The second day saw us cheat, just a little! We took advantage of the Cougar Line shuttle across the Inlet to Camp Bay (Punga Cove), to save us the 12k walk from Furneaux to Punga, as the walk was already going to be 24.5k long. Unfortunately, Cougar Line picked us up later than the scheduled 9.30am, making a later start. On a hot and sunny day this wasn’t great, preferring to get going sooner. (In retrospect, we would have crossed the inlet and stayed at Punga Cove and headed out earlier from there.)
The Long day
This is the long day, the hardest day. This is another start from the bottom and head straight up to the top of the hill at a 45 degree angle walk. Initially we had shade of pine forest on our side. However, even in shade it was warm. Then it got hot, it got sunny, at times it felt like torture. Then, lo and behold the most fabulous view of stunning hills and sea. It was enough to keep you going, especially as you got to glimpse Kenepuru Sound for the first time, it’s water colour quite different to Queen Charlotte Sound. However, there are periods on this part of the track, particularly on the Kenepuru Sound side where you are exposed to the elements, in our case full sunshine.
As I mentioned, I am not the fittest, and the ideas that ladies don’t sweat were truly thwarted that day. Even my eyelids felt like they could provide faries with a lovely salt spa pool! The refreshment of walking into native forest was immediate – the lovely, slightly damp, shade had an immediate impact on my energy levels and those of Mr Fitness himself, the Kiwi.
By the time we got to Black Rock campsite I was feeling sore, tired and seriously questioning what on earth I was doing! Meanwhile, there was a lovely view down the Sound to Picton. We were almost on the downward path and it did take considerable effort – and a caramel slice – to get me going. We finally made it to Portage around 6.30pm. That was a well deserved long, hot shower that night!
A day off
The following day was a rest day, we slept in, had a relaxed breakfast then wandered down to the Peppers resort and hired a double kayak and went out on the Sound for a bit then just chilled out and read. We had dinner at the restaurant, watching the sun set over the Sound. Food was good if a little over priced. I did mention that my dessert had clumps of gelatine in it and even had a lump on the plate for the Chef to see, and I feel if I’d mentioned this in Wellington it would have come off the bill but not in Portage. No competition.
Day three, easy!
On day three we were only walking for a short distance, as we were heading to Lochmara Lodge in Lochmara Bay. We realised we should have walked this the day before, then had a rest day at Lochmara Lodge instead, however we now know for next time! It took us just over 3 hours to walk from Portage to Lochmara.
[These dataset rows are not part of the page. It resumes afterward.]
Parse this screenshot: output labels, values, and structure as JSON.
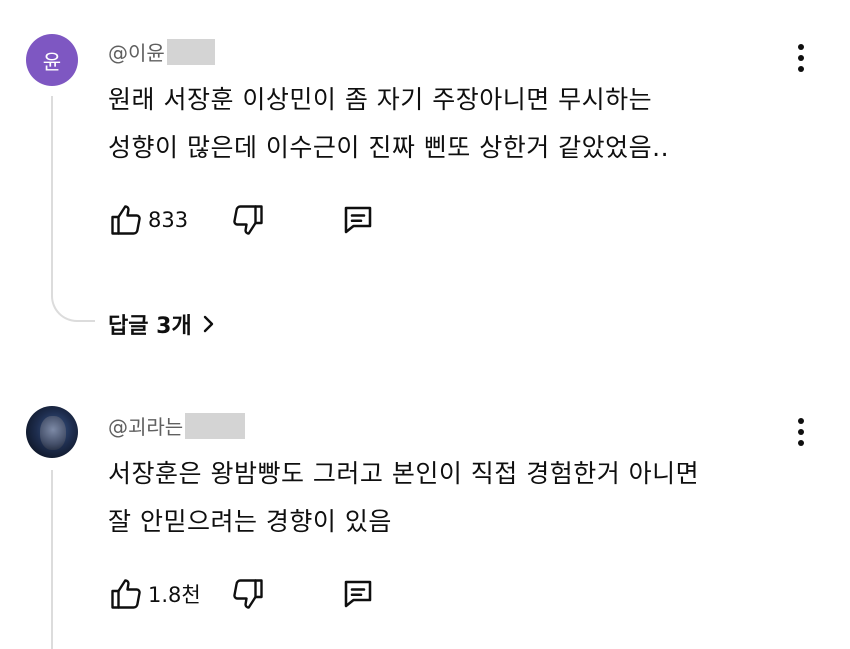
{
  "comments": [
    {
      "avatar_letter": "윤",
      "avatar_color": "#7e57c2",
      "author": "@이윤",
      "text_lines": [
        "원래 서장훈 이상민이 좀 자기 주장아니면 무시하는",
        "성향이 많은데 이수근이 진짜 삔또 상한거 같았었음.."
      ],
      "likes": "833",
      "replies_label": "답글 3개"
    },
    {
      "author": "@괴라는",
      "text_lines": [
        "서장훈은 왕밤빵도 그러고 본인이 직접 경험한거 아니면",
        "잘 안믿으려는 경향이 있음"
      ],
      "likes": "1.8천"
    }
  ],
  "icons": {
    "like": "thumbs-up-icon",
    "dislike": "thumbs-down-icon",
    "reply": "comment-icon",
    "more": "more-vertical-icon",
    "chevron": "chevron-right-icon"
  }
}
The final stretch
The rest of the track is easier after that long 24.5k stretch, particularly the last day of walking from Lochmara Bay to Anakiwa. More gentle inclines and more meandering through forests. Since the majority of walkers start from Ship Cove you can feel a sense of splendid isolation as you quite often don’t meet other walkers, particularly on the long day as quite a few miss it out. By the time we were walking to Anakiwa on the last day the sound of traffic across the Sound travelling Queen Charlotte Drive seemed a rude imposter! We did meet quite a few walkers heading from Davies Bay up to the lookout, that stretch was quite busy.
Mountain bikers can use the track, and all we came across were good at slowing down, giving way (although we gave way to them) and letting us know how many were coming behind them or part of their group.
I am so glad we finally got around to this walk! It was beautiful, a little challenging at times but achievable and we got to see the Sounds in a different way. I hadn’t considered the Marlborough Sounds as a destination before, just some pretty scenery you pass on your way through. How wrong I was! I will be back for sure. If you feel committing to a number of days is too much out of your trip then try a day walk, which is absolutely achievable. Boats can drop you off at different bays and you can arrange a pick up too.
Meanwhile, I feel rather smug I live in such a beautiful country! Love New Zealand!